Dataset rows describing interfaces:

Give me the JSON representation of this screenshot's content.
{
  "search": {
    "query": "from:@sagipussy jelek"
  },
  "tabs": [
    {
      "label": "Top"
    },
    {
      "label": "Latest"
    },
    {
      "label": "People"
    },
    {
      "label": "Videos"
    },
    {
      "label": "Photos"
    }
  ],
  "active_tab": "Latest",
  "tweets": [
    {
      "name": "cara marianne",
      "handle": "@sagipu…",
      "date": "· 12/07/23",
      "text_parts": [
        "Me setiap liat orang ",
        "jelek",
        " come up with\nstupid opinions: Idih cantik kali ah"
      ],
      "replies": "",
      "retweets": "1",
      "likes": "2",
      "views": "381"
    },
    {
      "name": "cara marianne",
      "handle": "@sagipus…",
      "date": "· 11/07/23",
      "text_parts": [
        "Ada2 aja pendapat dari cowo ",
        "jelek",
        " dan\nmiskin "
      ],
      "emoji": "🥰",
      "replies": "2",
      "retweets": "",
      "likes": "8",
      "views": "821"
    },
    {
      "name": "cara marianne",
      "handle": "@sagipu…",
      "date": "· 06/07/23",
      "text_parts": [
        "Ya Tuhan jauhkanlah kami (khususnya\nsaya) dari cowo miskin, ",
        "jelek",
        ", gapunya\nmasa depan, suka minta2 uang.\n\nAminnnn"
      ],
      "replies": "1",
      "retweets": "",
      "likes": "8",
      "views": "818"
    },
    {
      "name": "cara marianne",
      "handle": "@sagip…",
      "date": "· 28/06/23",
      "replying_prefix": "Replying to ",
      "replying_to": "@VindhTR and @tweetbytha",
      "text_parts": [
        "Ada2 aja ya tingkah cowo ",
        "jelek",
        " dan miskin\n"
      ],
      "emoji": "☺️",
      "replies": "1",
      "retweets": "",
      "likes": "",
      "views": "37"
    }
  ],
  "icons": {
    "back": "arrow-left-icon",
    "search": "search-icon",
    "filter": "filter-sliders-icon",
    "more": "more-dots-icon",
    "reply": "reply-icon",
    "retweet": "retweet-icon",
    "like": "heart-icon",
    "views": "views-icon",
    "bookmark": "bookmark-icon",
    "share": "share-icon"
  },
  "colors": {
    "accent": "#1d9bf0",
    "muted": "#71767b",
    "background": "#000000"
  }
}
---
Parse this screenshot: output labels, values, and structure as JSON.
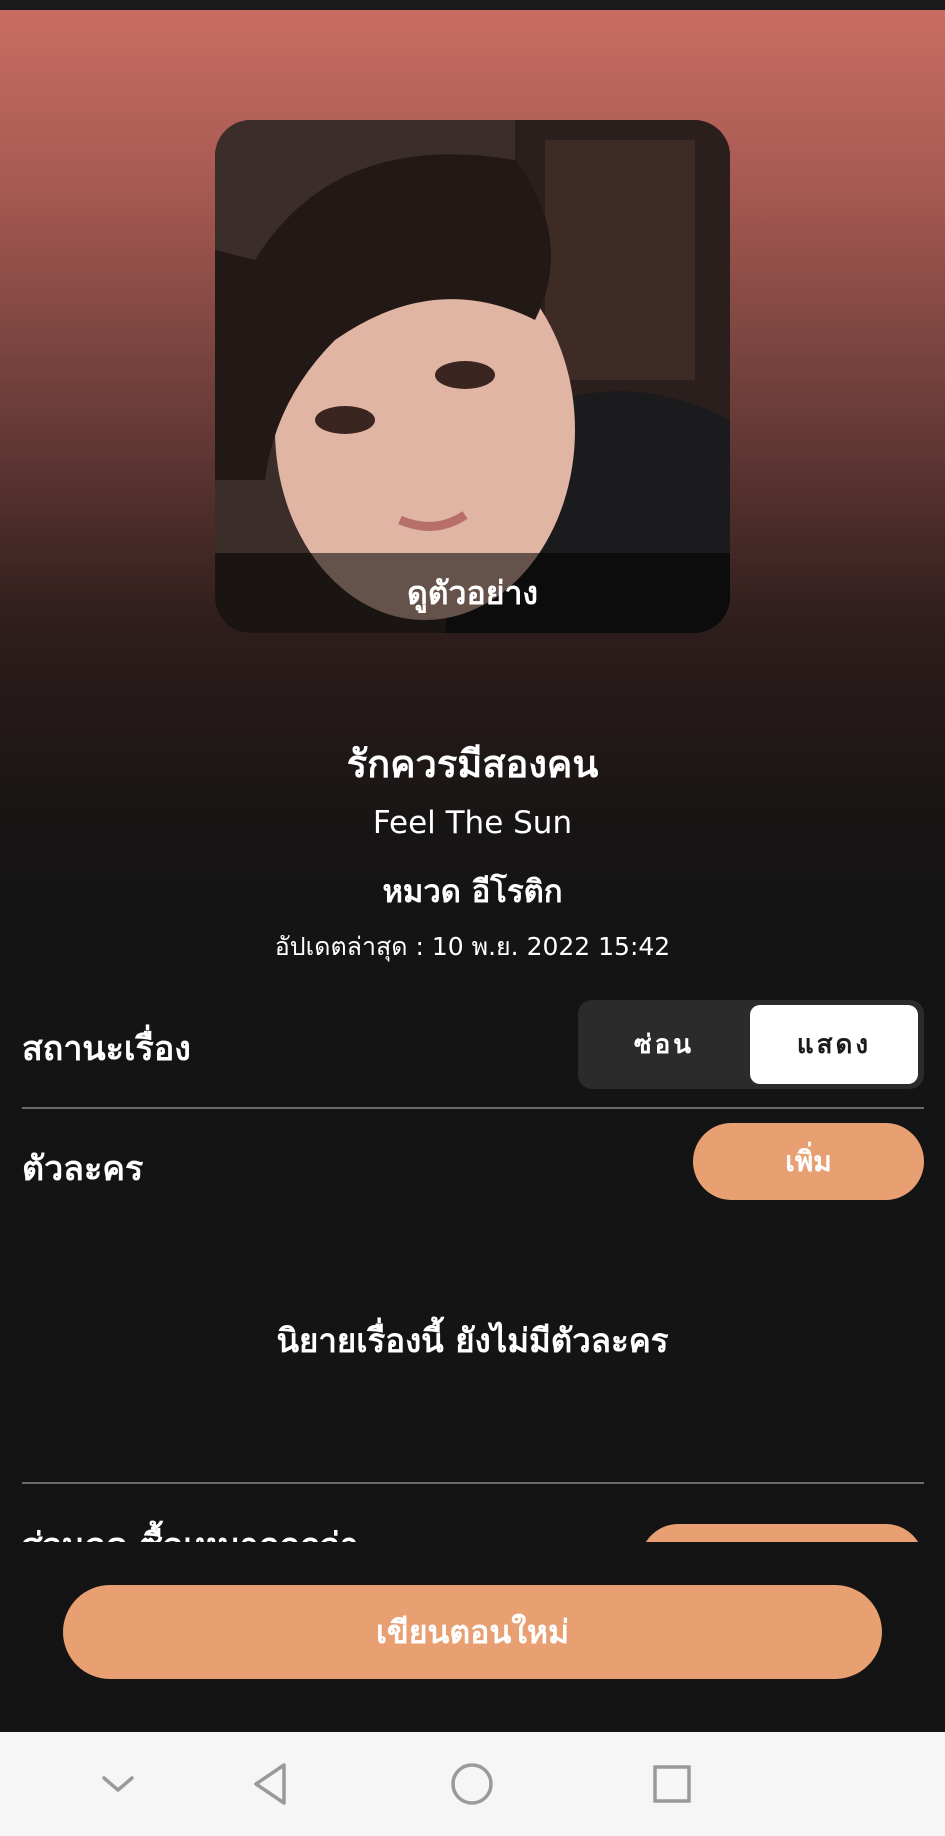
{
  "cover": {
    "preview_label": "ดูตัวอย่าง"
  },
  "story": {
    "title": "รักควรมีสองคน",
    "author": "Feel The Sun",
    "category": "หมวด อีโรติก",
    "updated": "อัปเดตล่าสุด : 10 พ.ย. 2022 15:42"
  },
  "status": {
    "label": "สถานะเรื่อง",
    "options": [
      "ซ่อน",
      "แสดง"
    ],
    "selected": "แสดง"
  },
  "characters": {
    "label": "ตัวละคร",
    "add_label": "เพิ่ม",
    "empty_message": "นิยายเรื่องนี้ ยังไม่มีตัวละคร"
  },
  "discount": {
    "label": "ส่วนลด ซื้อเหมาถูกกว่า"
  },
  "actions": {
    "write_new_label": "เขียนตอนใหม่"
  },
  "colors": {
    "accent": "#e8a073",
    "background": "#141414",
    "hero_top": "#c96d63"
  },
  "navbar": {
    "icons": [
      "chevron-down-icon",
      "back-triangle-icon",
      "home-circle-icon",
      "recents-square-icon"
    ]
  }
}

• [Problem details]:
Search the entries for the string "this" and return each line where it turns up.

• [Task response]:
Give me the JSON representation of this screenshot's content.
Parse this screenshot: output labels, values, and structure as JSON.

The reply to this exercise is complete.